A former secretary at a Nazi concentration camp has been charged by German prosecutors of complicity in several thousand deaths, opening the path towards a future trial.
It is believed to be the first time for several years that a woman has been charged in relation to wartime Nazi atrocities, while several men have been pursued by the authorities.
"The charge sheet incriminates the accused, who was an adolescent at the time, with complicity to murder in several thousand cases," said the statement from prosecutors in Itzehoe, northwestern Germany.
"In other cases, she is charged with complicity in attempted murder."
The justice ministry accuses the woman -- who would now be more than 90 years old -- of crimes committed between June 1943 and April 1945 at the former Nazi death camp at Stutthof, about 40 kilometres from Gdansk.
She is said to have "given assistance to those responsible for the systematic massacre of Jewish prisoners, Polish partisans and Russian Soviet prisoners of war in her post of stenographer and secretary to the camp commander", according to the authorities.
Because some prisoners survived their ordeal in the camp, some acts should be legally considered attempted murder, prosecutors say.
Because of the woman's young age at the time, she would eventually be tried before a special juvenile court. However, it is not certain that the case will go ahead: the justice system must first decide whether, because of her advanced age, she is fit to face trial.
Neither the name nor the age of the accused has been officially divulged.
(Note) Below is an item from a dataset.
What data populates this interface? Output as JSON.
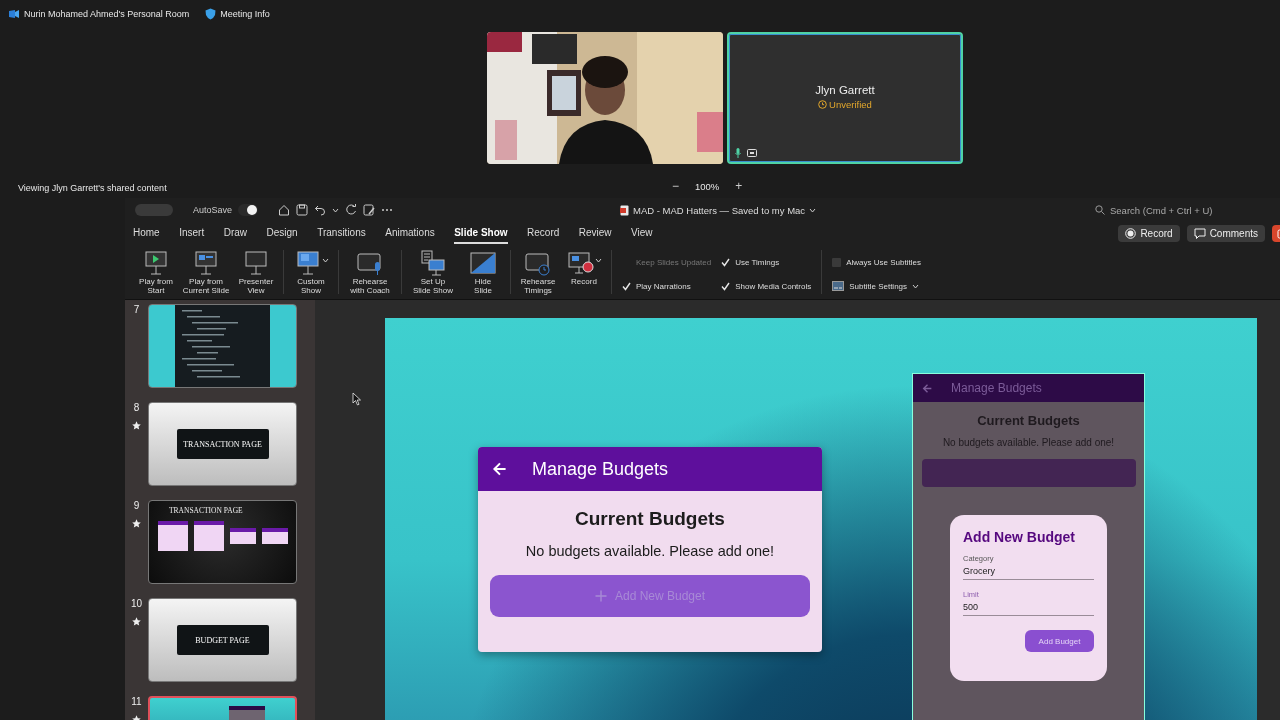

In 2019, the regional broadcaster NDR claimed there were 29 active cases in Germany concerning Nazi war crimes. Among them was a 94-year-old woman identified as Irmgard F, a former personal secretary to the commander of the Stutthof camp and who today lives in a retirement home north of Hamburg.
In recent years, Germany has tried and convicted several former SS members and has widened its investigations to include camp guards accused of complicity to murder -- moves designed to illustrate severity on the part of the justice system but which have been criticised as belated by wartime victims.
In July 2020, a court in Hamburg handed down a two-year suspended prison sentence to Bruno Dey, a 93-year-old concentration camp guard, for complicity in thousands of murders at Stutthof.